*** Provided material

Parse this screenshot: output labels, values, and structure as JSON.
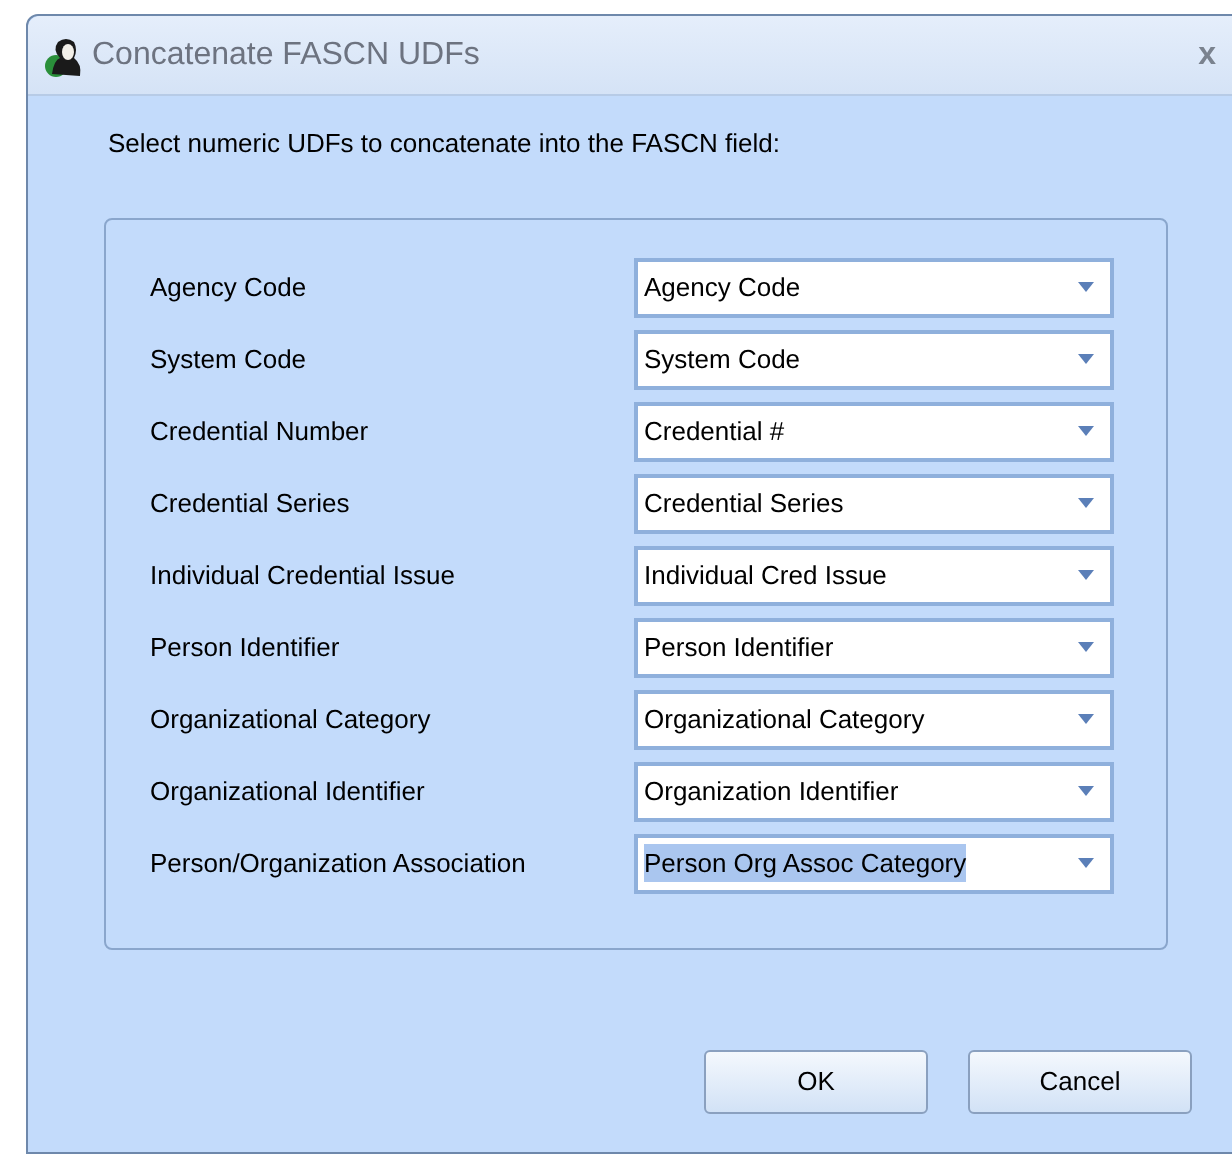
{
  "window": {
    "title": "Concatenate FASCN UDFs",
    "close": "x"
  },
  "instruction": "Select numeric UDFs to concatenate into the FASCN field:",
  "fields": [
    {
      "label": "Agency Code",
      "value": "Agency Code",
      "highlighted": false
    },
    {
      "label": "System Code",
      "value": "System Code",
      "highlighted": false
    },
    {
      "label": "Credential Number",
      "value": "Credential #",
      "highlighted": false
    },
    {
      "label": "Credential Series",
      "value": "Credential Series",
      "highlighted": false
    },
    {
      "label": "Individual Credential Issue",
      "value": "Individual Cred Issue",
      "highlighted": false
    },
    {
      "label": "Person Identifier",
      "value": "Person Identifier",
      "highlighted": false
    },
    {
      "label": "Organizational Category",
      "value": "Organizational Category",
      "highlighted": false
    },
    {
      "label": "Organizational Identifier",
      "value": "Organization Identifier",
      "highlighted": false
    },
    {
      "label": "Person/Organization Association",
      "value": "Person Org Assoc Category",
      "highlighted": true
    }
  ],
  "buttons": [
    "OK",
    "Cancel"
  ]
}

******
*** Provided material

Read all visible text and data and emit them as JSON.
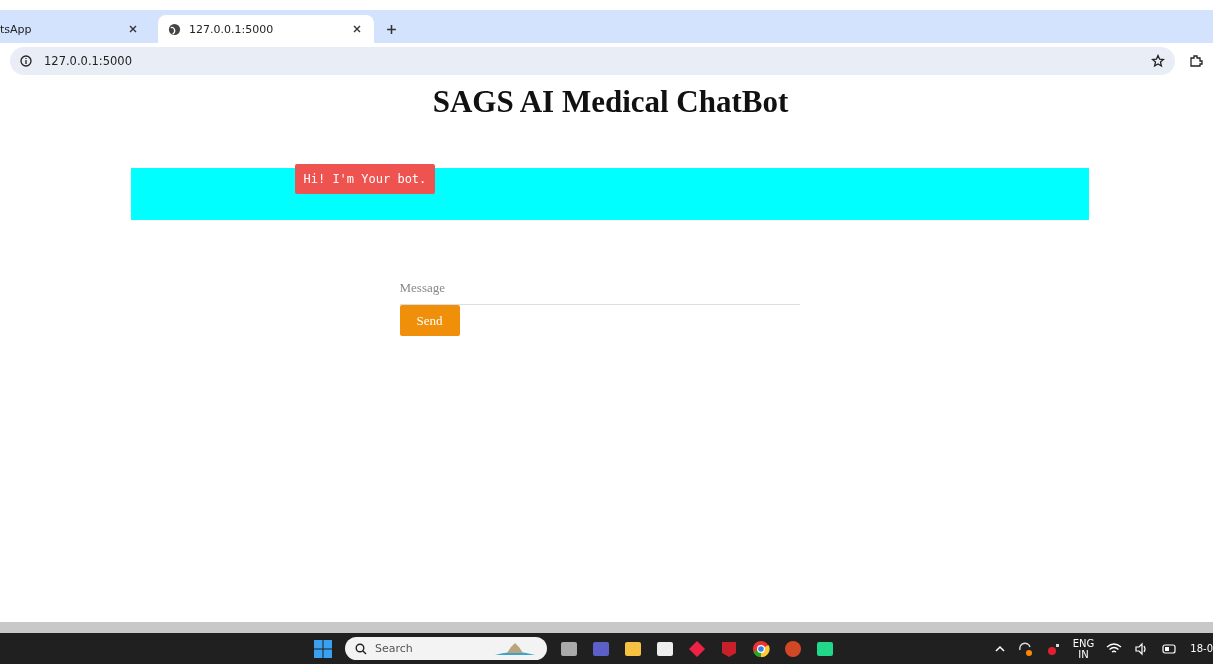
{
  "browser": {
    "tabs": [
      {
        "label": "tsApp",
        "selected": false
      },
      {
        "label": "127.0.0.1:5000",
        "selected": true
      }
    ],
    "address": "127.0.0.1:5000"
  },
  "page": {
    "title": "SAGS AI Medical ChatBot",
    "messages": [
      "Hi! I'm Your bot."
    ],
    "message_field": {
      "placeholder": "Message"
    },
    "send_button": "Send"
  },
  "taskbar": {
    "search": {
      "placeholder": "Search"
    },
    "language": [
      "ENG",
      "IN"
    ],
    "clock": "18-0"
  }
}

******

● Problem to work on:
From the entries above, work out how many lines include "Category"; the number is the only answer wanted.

● Exercise output:
3